### Task details
Below are records to write out again, exactly as they read.

### Supplied data
══════════

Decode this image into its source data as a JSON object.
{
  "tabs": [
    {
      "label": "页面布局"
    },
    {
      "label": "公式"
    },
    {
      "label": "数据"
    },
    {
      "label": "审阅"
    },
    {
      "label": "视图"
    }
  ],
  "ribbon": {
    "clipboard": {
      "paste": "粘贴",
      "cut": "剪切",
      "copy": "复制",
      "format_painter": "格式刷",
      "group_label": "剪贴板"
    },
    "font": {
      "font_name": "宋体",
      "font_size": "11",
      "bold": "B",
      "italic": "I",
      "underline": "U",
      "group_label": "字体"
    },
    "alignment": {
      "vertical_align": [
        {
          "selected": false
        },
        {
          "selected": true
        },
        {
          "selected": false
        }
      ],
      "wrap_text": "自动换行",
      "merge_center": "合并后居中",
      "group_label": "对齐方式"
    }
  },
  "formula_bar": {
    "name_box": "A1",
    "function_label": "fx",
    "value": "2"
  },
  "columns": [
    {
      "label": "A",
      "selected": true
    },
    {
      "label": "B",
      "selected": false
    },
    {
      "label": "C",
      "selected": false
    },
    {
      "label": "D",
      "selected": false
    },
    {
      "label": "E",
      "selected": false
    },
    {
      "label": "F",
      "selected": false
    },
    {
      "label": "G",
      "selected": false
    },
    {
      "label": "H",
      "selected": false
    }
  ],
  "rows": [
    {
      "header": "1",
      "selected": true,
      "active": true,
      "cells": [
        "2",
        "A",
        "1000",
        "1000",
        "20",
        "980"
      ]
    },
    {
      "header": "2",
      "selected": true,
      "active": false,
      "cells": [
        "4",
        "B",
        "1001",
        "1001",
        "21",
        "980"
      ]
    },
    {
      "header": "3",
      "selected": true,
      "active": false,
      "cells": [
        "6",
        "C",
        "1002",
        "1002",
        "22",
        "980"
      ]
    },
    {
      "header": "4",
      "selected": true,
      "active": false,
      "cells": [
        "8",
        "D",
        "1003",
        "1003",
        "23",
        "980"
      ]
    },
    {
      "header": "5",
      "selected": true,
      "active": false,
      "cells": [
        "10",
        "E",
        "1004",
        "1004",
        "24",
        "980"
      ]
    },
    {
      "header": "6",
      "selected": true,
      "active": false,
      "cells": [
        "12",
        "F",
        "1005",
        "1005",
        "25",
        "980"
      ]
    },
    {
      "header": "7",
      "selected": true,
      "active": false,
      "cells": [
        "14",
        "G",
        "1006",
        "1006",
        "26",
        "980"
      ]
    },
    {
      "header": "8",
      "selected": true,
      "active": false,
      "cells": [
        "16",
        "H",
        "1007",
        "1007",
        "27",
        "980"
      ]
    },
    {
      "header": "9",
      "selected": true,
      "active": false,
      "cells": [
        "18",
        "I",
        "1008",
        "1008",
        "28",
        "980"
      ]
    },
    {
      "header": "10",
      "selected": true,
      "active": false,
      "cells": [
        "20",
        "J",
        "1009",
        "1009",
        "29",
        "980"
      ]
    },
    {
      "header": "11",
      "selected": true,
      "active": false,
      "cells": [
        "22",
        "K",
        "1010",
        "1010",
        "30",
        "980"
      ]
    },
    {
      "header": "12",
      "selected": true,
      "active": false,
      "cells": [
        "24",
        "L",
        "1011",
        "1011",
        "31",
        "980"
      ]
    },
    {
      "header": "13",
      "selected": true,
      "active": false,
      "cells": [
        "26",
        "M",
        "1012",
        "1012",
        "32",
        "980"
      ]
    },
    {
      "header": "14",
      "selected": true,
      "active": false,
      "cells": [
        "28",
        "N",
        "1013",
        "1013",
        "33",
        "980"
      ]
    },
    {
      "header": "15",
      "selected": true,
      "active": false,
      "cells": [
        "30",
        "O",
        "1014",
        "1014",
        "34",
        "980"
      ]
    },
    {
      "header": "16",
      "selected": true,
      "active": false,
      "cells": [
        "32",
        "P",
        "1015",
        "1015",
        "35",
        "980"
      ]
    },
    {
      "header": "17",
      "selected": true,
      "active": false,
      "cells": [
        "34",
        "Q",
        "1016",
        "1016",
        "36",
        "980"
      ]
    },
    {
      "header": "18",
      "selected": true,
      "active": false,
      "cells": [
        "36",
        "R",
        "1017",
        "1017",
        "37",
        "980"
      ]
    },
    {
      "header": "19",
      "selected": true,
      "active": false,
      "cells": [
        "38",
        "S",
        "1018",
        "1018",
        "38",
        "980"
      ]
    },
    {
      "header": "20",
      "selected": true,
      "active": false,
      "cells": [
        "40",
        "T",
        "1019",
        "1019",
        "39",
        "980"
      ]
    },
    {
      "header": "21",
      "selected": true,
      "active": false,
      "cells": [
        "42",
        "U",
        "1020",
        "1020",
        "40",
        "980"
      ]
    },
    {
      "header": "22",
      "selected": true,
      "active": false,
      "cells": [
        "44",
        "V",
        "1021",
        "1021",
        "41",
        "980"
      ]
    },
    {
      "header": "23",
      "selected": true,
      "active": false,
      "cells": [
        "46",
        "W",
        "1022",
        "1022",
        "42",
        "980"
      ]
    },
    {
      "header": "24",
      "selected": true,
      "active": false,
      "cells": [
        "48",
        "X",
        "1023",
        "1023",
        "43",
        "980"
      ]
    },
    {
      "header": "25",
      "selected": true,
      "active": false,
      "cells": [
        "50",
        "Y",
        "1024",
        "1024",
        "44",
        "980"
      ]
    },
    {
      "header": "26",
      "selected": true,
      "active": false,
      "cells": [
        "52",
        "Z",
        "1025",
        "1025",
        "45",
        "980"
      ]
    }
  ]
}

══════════

### Completed exercise
Decode this image into its source data as a JSON object.
{
  "tabs": [
    {
      "label": "页面布局"
    },
    {
      "label": "公式"
    },
    {
      "label": "数据"
    },
    {
      "label": "审阅"
    },
    {
      "label": "视图"
    }
  ],
  "ribbon": {
    "clipboard": {
      "paste": "粘贴",
      "cut": "剪切",
      "copy": "复制",
      "format_painter": "格式刷",
      "group_label": "剪贴板"
    },
    "font": {
      "font_name": "宋体",
      "font_size": "11",
      "bold": "B",
      "italic": "I",
      "underline": "U",
      "group_label": "字体"
    },
    "alignment": {
      "vertical_align": [
        {
          "selected": false
        },
        {
          "selected": true
        },
        {
          "selected": false
        }
      ],
      "wrap_text": "自动换行",
      "merge_center": "合并后居中",
      "group_label": "对齐方式"
    }
  },
  "formula_bar": {
    "name_box": "A1",
    "function_label": "fx",
    "value": "2"
  },
  "columns": [
    {
      "label": "A",
      "selected": true
    },
    {
      "label": "B",
      "selected": false
    },
    {
      "label": "C",
      "selected": false
    },
    {
      "label": "D",
      "selected": false
    },
    {
      "label": "E",
      "selected": false
    },
    {
      "label": "F",
      "selected": false
    },
    {
      "label": "G",
      "selected": false
    },
    {
      "label": "H",
      "selected": false
    }
  ],
  "rows": [
    {
      "header": "1",
      "selected": true,
      "active": true,
      "cells": [
        "2",
        "A",
        "1000",
        "1000",
        "20",
        "980"
      ]
    },
    {
      "header": "2",
      "selected": true,
      "active": false,
      "cells": [
        "4",
        "B",
        "1001",
        "1001",
        "21",
        "980"
      ]
    },
    {
      "header": "3",
      "selected": true,
      "active": false,
      "cells": [
        "6",
        "C",
        "1002",
        "1002",
        "22",
        "980"
      ]
    },
    {
      "header": "4",
      "selected": true,
      "active": false,
      "cells": [
        "8",
        "D",
        "1003",
        "1003",
        "23",
        "980"
      ]
    },
    {
      "header": "5",
      "selected": true,
      "active": false,
      "cells": [
        "10",
        "E",
        "1004",
        "1004",
        "24",
        "980"
      ]
    },
    {
      "header": "6",
      "selected": true,
      "active": false,
      "cells": [
        "12",
        "F",
        "1005",
        "1005",
        "25",
        "980"
      ]
    },
    {
      "header": "7",
      "selected": true,
      "active": false,
      "cells": [
        "14",
        "G",
        "1006",
        "1006",
        "26",
        "980"
      ]
    },
    {
      "header": "8",
      "selected": true,
      "active": false,
      "cells": [
        "16",
        "H",
        "1007",
        "1007",
        "27",
        "980"
      ]
    },
    {
      "header": "9",
      "selected": true,
      "active": false,
      "cells": [
        "18",
        "I",
        "1008",
        "1008",
        "28",
        "980"
      ]
    },
    {
      "header": "10",
      "selected": true,
      "active": false,
      "cells": [
        "20",
        "J",
        "1009",
        "1009",
        "29",
        "980"
      ]
    },
    {
      "header": "11",
      "selected": true,
      "active": false,
      "cells": [
        "22",
        "K",
        "1010",
        "1010",
        "30",
        "980"
      ]
    },
    {
      "header": "12",
      "selected": true,
      "active": false,
      "cells": [
        "24",
        "L",
        "1011",
        "1011",
        "31",
        "980"
      ]
    },
    {
      "header": "13",
      "selected": true,
      "active": false,
      "cells": [
        "26",
        "M",
        "1012",
        "1012",
        "32",
        "980"
      ]
    },
    {
      "header": "14",
      "selected": true,
      "active": false,
      "cells": [
        "28",
        "N",
        "1013",
        "1013",
        "33",
        "980"
      ]
    },
    {
      "header": "15",
      "selected": true,
      "active": false,
      "cells": [
        "30",
        "O",
        "1014",
        "1014",
        "34",
        "980"
      ]
    },
    {
      "header": "16",
      "selected": true,
      "active": false,
      "cells": [
        "32",
        "P",
        "1015",
        "1015",
        "35",
        "980"
      ]
    },
    {
      "header": "17",
      "selected": true,
      "active": false,
      "cells": [
        "34",
        "Q",
        "1016",
        "1016",
        "36",
        "980"
      ]
    },
    {
      "header": "18",
      "selected": true,
      "active": false,
      "cells": [
        "36",
        "R",
        "1017",
        "1017",
        "37",
        "980"
      ]
    },
    {
      "header": "19",
      "selected": true,
      "active": false,
      "cells": [
        "38",
        "S",
        "1018",
        "1018",
        "38",
        "980"
      ]
    },
    {
      "header": "20",
      "selected": true,
      "active": false,
      "cells": [
        "40",
        "T",
        "1019",
        "1019",
        "39",
        "980"
      ]
    },
    {
      "header": "21",
      "selected": true,
      "active": false,
      "cells": [
        "42",
        "U",
        "1020",
        "1020",
        "40",
        "980"
      ]
    },
    {
      "header": "22",
      "selected": true,
      "active": false,
      "cells": [
        "44",
        "V",
        "1021",
        "1021",
        "41",
        "980"
      ]
    },
    {
      "header": "23",
      "selected": true,
      "active": false,
      "cells": [
        "46",
        "W",
        "1022",
        "1022",
        "42",
        "980"
      ]
    },
    {
      "header": "24",
      "selected": true,
      "active": false,
      "cells": [
        "48",
        "X",
        "1023",
        "1023",
        "43",
        "980"
      ]
    },
    {
      "header": "25",
      "selected": true,
      "active": false,
      "cells": [
        "50",
        "Y",
        "1024",
        "1024",
        "44",
        "980"
      ]
    },
    {
      "header": "26",
      "selected": true,
      "active": false,
      "cells": [
        "52",
        "Z",
        "1025",
        "1025",
        "45",
        "980"
      ]
    }
  ]
}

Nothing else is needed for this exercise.